(Items from a dataset)
------------------------------------

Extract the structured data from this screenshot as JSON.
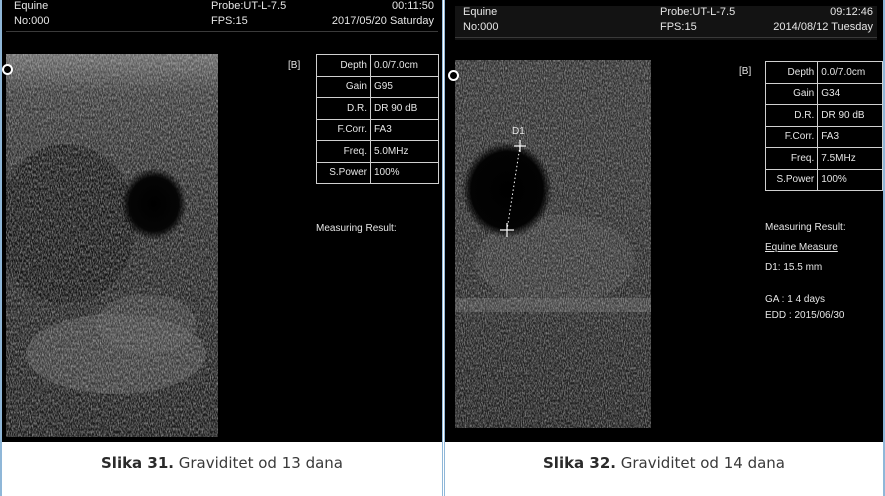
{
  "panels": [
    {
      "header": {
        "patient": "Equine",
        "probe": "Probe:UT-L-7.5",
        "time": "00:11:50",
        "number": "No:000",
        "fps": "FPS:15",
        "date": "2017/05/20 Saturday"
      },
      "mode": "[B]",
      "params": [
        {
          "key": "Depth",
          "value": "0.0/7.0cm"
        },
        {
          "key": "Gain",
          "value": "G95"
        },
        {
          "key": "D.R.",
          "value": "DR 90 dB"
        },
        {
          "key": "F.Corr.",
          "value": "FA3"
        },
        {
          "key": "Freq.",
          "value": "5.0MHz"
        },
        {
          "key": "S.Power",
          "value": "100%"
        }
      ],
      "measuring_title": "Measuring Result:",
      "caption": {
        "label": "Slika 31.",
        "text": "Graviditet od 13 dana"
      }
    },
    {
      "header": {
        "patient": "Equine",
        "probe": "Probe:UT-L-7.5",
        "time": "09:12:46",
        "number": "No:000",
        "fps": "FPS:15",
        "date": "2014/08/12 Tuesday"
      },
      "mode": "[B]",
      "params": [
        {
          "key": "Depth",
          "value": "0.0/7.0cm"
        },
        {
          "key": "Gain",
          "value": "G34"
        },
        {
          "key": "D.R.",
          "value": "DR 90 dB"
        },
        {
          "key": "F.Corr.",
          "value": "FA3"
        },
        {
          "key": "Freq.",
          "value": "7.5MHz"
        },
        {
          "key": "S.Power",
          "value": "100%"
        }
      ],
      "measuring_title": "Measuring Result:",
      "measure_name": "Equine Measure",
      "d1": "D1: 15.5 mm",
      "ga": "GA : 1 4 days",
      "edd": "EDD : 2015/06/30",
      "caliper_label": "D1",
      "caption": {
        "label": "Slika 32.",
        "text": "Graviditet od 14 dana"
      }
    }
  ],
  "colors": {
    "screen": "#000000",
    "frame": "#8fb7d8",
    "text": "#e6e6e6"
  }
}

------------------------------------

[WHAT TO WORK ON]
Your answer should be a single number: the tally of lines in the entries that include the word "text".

[WRITTEN RESPONSE]
3